The SWOT analysis is a business tool that is widely used. The introduction of chapter 4 “Context of the organisation” within the new ISO standards makes this technique applicable for management systems. Since then, it has been commonly used by quality and safety managers for improvement and development, The new versions of the ISO standards require companies to perform an in-depth analysis of the current context of the company. The internal as well as external factors have to be identified and understood properly to conduct a thorough investigation. For a long period of time, the SWOT analysis has proven to be an excellent tool for businesses to minimize their weaknesses, focus on their strengths and take advantage of beneficial opportunities.
In order to use the SWOT analysis properly it is always good to understand some of the pitfalls that come with it. A large number of managers and academics criticise the tool because it is a “low grade” form of analysis. To have a good exercise you should consider the following flaws:
- Excessive lists of strengths, weaknesses, opportunities and threats;
- No prioritisation of factors;
- Factors are described too broadly;
- Factors are often opinions not facts;
- There is no recognised method to distinguish between strengths and weaknesses, opportunities and threats.
Most people use the approach of starting from the inside out. This technique begins by looking at the inside of the company, and understanding their strengths and weaknesses. When those are identified they can then discover the external factors such as opportunities and threats.
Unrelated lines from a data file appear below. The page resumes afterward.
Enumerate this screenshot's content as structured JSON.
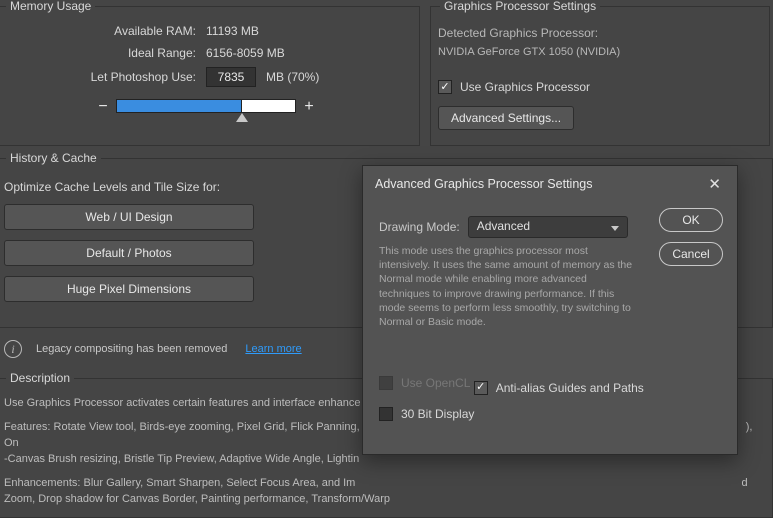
{
  "memory": {
    "group_label": "Memory Usage",
    "available_label": "Available RAM:",
    "available_value": "11193 MB",
    "ideal_label": "Ideal Range:",
    "ideal_value": "6156-8059 MB",
    "let_use_label": "Let Photoshop Use:",
    "let_use_value": "7835",
    "let_use_suffix": "MB (70%)",
    "slider_fill_pct": 70
  },
  "gpu": {
    "group_label": "Graphics Processor Settings",
    "detected_label": "Detected Graphics Processor:",
    "detected_value": "NVIDIA GeForce GTX 1050 (NVIDIA)",
    "use_gpu_label": "Use Graphics Processor",
    "advanced_btn": "Advanced Settings..."
  },
  "history": {
    "group_label": "History & Cache",
    "optimize_label": "Optimize Cache Levels and Tile Size for:",
    "btn_web": "Web / UI Design",
    "btn_default": "Default / Photos",
    "btn_huge": "Huge Pixel Dimensions"
  },
  "info": {
    "text": "Legacy compositing has been removed",
    "link": "Learn more"
  },
  "description": {
    "group_label": "Description",
    "line1": "Use Graphics Processor activates certain features and interface enhance",
    "line2a": "Features: Rotate View tool, Birds-eye zooming, Pixel Grid, Flick Panning, ",
    "line2b": "), On",
    "line3": "-Canvas Brush resizing, Bristle Tip Preview, Adaptive Wide Angle, Lightin",
    "line4a": "Enhancements: Blur Gallery, Smart Sharpen, Select Focus Area, and Im",
    "line4b": "d",
    "line5": "Zoom, Drop shadow for Canvas Border, Painting performance, Transform/Warp"
  },
  "modal": {
    "title": "Advanced Graphics Processor Settings",
    "drawing_mode_label": "Drawing Mode:",
    "drawing_mode_value": "Advanced",
    "mode_desc": "This mode uses the graphics processor most intensively.  It uses the same amount of memory as the Normal mode while enabling more advanced techniques to improve drawing performance.  If this mode seems to perform less smoothly, try switching to Normal or Basic mode.",
    "use_opencl": "Use OpenCL",
    "antialias": "Anti-alias Guides and Paths",
    "thirty_bit": "30 Bit Display",
    "ok": "OK",
    "cancel": "Cancel"
  }
}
During identifying the strengths and weaknesses, you should look at every factor that is related to the internal environment of the organisation. Look for reasons why the company is doing better than their competitors due to internal strengths or where the company lacks these strengths and improvements can be made. Some resources to take into consideration are:
- Land, equipment, knowledge, brand equity, intellectual property, etc.
- Core competencies
- Functional areas such as management, operations, marketing, finances, human resources and R&D
- Organisational culture
- Value chain activities
When identifying the opportunities and threats, you should look at the uncontrollable factors outside of the organisation. These factors can be very broad, such as worldwide factors or local points when it comes to local laws. Some points to think about are:
- Market changes such as globalisation.
- Changes in laws and regulations
- Big macroeconomic changes such as population of country, demographical changes
- Political hot topics
The following bullets will help you to structure the analysis to get the most value out of the exercise:
- Identify factors relative to the competitors. Thismakes it possible to specify whether the factor is a strength or a weakness.
- List between 3 – 5 items for each category. By doing this, it prevents the creation of lists that are either endless, or too short.
- Items must be clearly defined and as specific as possible. For example, a firm’s strength is: brand image (vague); strong brand image (more precise); brand image valued at $10 billion, which makes it the most valued brand in the market (very good).
- Rely on facts not opinions. Find some external information or involve someone who could provide an unbiased opinion.
- Factors should be action orientated. For example, the “slow introduction of new products” is an action orientated weakness.
In order to be able to make use of the analysis it is important to prioritise the different factors. This helps to come up with an actionable plan on how to make the company stronger and prepared for the upcoming changes.